■ YOUR ASSIGNMENT: Tell me how many lines in the entries below contain the word "icon"; reply with the number and nothing else.

┄┄┄┄┄┄

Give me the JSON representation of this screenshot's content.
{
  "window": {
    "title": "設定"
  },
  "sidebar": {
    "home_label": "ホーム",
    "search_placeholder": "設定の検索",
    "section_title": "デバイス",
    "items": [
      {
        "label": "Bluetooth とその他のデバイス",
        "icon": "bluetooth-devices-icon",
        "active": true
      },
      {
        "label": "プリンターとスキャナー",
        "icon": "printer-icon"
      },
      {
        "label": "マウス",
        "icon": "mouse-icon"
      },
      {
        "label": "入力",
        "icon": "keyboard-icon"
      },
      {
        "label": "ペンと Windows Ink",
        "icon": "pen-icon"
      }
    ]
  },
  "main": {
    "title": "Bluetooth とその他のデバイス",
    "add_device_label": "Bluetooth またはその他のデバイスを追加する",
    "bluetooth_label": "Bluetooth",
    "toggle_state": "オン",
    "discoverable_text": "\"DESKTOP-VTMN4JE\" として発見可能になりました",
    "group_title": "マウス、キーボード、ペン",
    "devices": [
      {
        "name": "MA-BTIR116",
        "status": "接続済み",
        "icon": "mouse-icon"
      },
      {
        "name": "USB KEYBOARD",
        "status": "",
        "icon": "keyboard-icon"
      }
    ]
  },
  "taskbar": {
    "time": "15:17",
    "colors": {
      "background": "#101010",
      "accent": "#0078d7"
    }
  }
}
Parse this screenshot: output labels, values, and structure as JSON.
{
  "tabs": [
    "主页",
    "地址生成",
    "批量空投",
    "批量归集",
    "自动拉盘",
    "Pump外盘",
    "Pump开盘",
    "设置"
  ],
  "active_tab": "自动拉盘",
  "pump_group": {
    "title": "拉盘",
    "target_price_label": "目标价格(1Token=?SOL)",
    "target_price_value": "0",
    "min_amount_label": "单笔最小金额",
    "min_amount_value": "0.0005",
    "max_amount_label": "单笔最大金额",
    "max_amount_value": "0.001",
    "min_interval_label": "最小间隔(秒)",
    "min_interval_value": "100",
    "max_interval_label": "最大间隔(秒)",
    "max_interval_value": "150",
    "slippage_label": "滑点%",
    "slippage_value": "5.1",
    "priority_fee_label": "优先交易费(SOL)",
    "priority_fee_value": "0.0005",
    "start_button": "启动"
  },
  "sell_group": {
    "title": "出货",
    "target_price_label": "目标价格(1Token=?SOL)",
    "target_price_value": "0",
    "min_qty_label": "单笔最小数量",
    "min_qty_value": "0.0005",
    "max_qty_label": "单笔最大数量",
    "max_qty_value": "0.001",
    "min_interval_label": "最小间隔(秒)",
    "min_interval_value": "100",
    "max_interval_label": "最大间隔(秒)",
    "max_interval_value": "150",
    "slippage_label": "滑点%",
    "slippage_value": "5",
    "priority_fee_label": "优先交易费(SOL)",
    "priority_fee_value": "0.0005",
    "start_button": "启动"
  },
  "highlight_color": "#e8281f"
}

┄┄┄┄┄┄

■ PROBLEM SOLUTION: 7